> TASK DIRECTIONS
Copy each line below containing "Ctrl".

> DATA TO USE
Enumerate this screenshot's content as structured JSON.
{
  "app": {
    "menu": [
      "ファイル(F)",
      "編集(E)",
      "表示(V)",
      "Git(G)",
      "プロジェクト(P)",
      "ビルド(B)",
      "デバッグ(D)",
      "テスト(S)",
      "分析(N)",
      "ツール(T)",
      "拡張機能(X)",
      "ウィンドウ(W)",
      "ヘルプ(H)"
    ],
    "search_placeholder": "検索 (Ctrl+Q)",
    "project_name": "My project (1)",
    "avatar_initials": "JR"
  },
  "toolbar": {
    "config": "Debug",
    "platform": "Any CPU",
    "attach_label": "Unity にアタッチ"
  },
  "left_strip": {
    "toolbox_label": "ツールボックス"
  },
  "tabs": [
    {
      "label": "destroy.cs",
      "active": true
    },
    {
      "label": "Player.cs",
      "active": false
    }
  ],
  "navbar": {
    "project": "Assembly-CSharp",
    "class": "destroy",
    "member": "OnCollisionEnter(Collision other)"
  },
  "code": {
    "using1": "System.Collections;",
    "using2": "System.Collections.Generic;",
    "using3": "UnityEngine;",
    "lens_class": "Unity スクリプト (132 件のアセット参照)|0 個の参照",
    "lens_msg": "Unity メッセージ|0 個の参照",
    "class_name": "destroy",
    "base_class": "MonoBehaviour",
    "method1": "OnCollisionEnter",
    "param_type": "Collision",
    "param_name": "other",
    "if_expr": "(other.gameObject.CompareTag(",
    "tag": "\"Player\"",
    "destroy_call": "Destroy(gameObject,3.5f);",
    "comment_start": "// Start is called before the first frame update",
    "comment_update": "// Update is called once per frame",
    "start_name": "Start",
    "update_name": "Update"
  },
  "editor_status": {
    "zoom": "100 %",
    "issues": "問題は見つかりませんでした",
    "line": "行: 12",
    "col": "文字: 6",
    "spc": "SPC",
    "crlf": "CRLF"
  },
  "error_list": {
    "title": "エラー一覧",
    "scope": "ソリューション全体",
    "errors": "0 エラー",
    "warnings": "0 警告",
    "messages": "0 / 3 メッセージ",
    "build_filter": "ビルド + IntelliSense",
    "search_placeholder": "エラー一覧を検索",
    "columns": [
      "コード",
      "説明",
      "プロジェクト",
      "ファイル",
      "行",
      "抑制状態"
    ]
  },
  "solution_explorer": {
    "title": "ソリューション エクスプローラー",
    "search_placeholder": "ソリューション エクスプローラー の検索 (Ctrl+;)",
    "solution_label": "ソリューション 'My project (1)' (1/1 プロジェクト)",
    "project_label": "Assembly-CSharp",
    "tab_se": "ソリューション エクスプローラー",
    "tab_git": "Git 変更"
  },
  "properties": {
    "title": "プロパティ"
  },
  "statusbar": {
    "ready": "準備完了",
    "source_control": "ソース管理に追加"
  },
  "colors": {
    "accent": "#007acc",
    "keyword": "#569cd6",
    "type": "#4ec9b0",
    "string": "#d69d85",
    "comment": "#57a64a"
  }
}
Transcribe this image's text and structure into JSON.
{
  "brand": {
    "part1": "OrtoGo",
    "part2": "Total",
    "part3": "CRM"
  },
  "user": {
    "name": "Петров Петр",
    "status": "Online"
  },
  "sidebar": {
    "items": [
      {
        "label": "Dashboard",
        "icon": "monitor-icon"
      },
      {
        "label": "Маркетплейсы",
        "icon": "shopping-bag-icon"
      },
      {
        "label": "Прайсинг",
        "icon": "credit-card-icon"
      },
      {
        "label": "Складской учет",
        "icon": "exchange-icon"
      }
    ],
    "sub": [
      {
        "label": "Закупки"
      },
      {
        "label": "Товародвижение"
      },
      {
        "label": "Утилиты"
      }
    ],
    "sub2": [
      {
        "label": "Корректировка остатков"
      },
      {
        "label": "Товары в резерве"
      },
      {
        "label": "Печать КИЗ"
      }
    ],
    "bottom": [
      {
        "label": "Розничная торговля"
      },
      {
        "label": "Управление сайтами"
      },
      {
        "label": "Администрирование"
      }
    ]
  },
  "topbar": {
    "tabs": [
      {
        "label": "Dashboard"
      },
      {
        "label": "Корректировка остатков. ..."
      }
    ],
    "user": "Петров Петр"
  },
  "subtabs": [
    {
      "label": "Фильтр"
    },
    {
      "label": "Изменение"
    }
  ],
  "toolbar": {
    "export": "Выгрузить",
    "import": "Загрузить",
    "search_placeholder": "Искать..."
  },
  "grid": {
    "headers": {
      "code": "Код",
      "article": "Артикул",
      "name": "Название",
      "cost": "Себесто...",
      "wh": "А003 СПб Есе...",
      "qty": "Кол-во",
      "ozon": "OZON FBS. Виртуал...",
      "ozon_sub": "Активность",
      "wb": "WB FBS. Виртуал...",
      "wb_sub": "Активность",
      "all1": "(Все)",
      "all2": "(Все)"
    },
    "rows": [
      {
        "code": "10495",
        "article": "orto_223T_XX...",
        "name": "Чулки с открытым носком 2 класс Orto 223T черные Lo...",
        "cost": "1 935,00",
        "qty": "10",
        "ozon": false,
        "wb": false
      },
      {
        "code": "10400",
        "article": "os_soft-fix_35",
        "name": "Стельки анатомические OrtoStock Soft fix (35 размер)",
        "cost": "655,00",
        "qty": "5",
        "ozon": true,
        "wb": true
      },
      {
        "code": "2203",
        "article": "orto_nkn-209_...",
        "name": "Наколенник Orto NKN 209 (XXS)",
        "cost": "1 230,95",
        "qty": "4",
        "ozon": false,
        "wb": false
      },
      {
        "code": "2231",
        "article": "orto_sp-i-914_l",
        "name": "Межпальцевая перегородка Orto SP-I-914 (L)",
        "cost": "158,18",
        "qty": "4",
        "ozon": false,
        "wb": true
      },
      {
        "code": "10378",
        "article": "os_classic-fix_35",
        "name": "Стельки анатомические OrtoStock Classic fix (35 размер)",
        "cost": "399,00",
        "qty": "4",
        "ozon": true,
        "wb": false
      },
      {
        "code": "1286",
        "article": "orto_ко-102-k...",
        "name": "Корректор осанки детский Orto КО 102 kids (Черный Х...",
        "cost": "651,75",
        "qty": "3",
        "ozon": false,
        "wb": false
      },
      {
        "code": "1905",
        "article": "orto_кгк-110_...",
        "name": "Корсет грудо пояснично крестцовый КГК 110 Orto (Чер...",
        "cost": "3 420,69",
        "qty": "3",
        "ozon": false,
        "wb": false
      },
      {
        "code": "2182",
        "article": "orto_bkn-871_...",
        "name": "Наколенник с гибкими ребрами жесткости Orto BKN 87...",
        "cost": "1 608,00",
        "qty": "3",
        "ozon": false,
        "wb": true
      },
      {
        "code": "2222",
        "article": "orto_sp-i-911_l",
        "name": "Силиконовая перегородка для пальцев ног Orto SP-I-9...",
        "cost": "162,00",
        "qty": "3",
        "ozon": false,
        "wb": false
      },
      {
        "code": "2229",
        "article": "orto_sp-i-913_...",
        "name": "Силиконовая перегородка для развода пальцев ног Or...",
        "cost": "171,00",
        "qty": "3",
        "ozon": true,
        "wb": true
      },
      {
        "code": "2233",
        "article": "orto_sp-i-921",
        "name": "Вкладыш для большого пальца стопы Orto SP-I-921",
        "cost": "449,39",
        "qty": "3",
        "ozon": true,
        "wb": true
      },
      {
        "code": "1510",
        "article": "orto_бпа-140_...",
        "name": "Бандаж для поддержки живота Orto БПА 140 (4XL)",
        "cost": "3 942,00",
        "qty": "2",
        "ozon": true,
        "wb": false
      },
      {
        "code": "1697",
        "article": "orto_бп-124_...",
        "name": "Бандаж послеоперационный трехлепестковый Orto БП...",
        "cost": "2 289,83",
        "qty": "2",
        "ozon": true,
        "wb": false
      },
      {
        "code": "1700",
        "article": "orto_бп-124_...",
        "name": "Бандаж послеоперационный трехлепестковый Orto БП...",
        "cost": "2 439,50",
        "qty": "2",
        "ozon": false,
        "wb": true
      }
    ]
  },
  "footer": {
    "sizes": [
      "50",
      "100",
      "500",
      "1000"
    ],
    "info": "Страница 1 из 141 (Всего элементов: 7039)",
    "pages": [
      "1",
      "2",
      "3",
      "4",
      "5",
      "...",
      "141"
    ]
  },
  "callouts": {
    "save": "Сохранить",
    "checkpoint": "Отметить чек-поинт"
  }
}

> ANSWER BOX
    "search_placeholder": "検索 (Ctrl+Q)",
    "search_placeholder": "ソリューション エクスプローラー の検索 (Ctrl+;)",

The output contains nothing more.